LamenessLameness treatments at Montana Equine
At Montana Equine, we focus much of our time on lameness diagnosis and treatment. All of our doctors are well-versed in the details of advanced lameness diagnosis and treatment. Lameness can result from any number of sources, including not just joint disease, but also conformational abnormalities, inflammation in tendons (tendonitis) and ligaments (desmitis), bone injuries, muscle pain and developmental bone abnormalities (OCD). We usually recommend a detailed, methodical approach to effectively localize the exact source of your horse’s lameness. Brief exams may also be indicated under certain circumstances and are always offered upon request.
Learn More about Performance Exams
Our specialist veterinarians all have advanced training in diagnosis and treatment of musculoskeletal injuries and disease. We can help formulate a plan for returning your horse to its intended use and highest possible level of performance. Our veterinarians’ thorough approach is informed by long experience in conjunction with the solid research, and utilizes current techniques to maximize performance.
As part of the complete exam, the veterinarians at Montana Equine will take a detailed medical and athletic history of your horse and will perform a thorough visual appraisal of the horse at rest. We will examine your horse for conformational abnormalities, palpate all pertinent musculoskeletal structures for pain, heat or swelling, and evaluate the gait under varying conditions, including joint flexion tests. This evaluation process help steer us towards the best diagnostic tests. These tests may include nerve blocks (to regionalize the source of lameness) and/or imaging (such as ultrasound and radiographs). After evaluation, we can usually suggest a combination of treatment options, including body-work/chiropractic therapies, acupuncture, injections and other modalities to stimulate healing.
While some sources of lameness, such as foot abscesses and hock arthritis (spavin), are common and more easily diagnosed, lameness resulting from soft tissue injuries can be subtle and manifest as poor performance or reluctance to perform specific movements.
Soft tissue injuries affecting tendons, ligaments, and cartilage are not uncommon in equine athletes. At Montana Equine, we often utilize biological regenerative therapies to help shorten healing-time, and to improve the overall prognosis for return to work. Depending on the situation, there are a wide array of biologic therapies available these days. Over time, it is likely that scientists will continue to refine these modalities, so stay tuned for future developments. We often use the following modalities at Montana Equine:

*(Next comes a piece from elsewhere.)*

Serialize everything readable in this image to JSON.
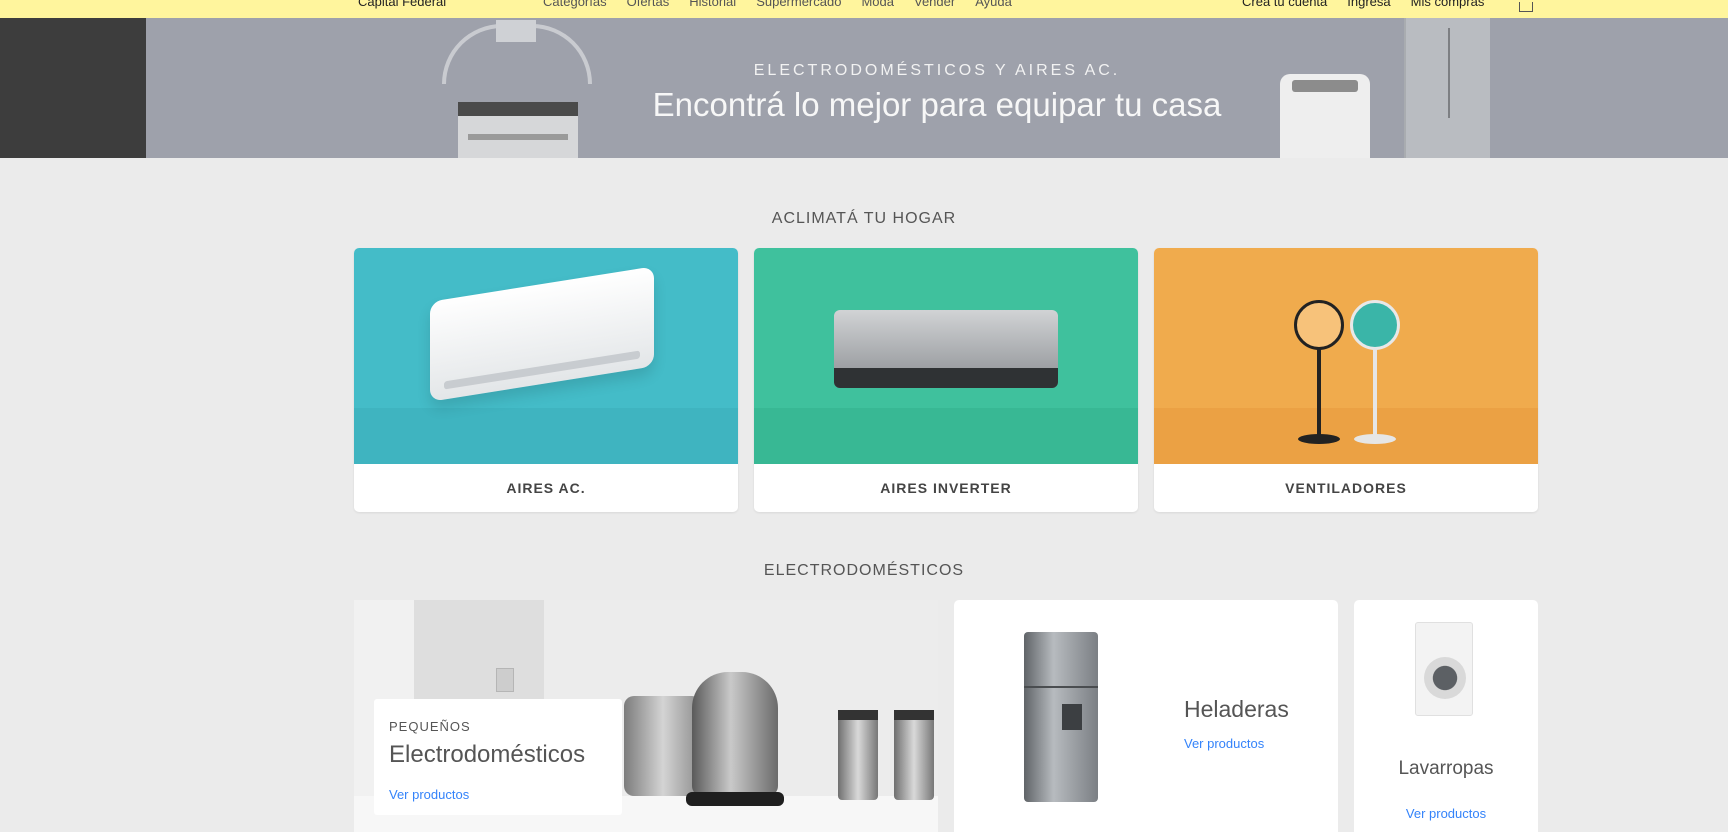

IRAP Interleukin-1 Receptor Antagonist Protein (IRAP) is an anti-inflammatory therapy, most commonly used for direct injection into joints. IRAP is purified and concentrated from the patient’s own bloodstream, and when re-injected, it decreases inflammation and helps the healing process. Once concentrated, the IRAP protein minimizes ongoing inflammation by binding to Interleukin-1, a major inflammatory cytokine. Decreasing Interleukin-1 means less inflammation, less discomfort and often, faster healing for your horse. In order to produce IRAP, we draw blood and incubate it to increase production of the IRAP protein. While IRAP is most commonly used in joints as a milder alternative to steroid injections, other uses are possible.
Platelet-rich plasma (PRP) is a biologic therapy made from your horses’ own blood. A blood sample is centrifuged so that the cells (red blood cells, white blood cells) become separated from the plasma. The plasma (containing a high concentration of platelets) is injected into or around the site of injury. The platelets stimulate the release of local growth factors in the injured area, which helps to stimulate healing.
Stem cells are unique is that they can become many different types of adult cell – they have the potential to become different tissues at a different sites of injection! Most commonly, we obtain stems cells from fat or bone marrow collected from the patient’s body. After the cells are isolated, they are cultured over several weeks, generating 10 million or more generic cells. After injection into an area of injury, these cells stimulate and orchestrate healing.
Related Presentations/Articles by Montana Equine doctors:
Shockwave Therapy: What is it? How does it work?
At Montana Equine, we have been using an ancillary treatment modality called “shockwave” for 4 years now. We use non-invasive shockwave therapy as a healing aide for certain equine injuries. So, what is shockwave? Read Dr. Peter Heidmann’s article to learn more:
PPT Presentation: Performance Lameness in Reining Horses
View Dr. Peter Heidmann’s presentation to learn more: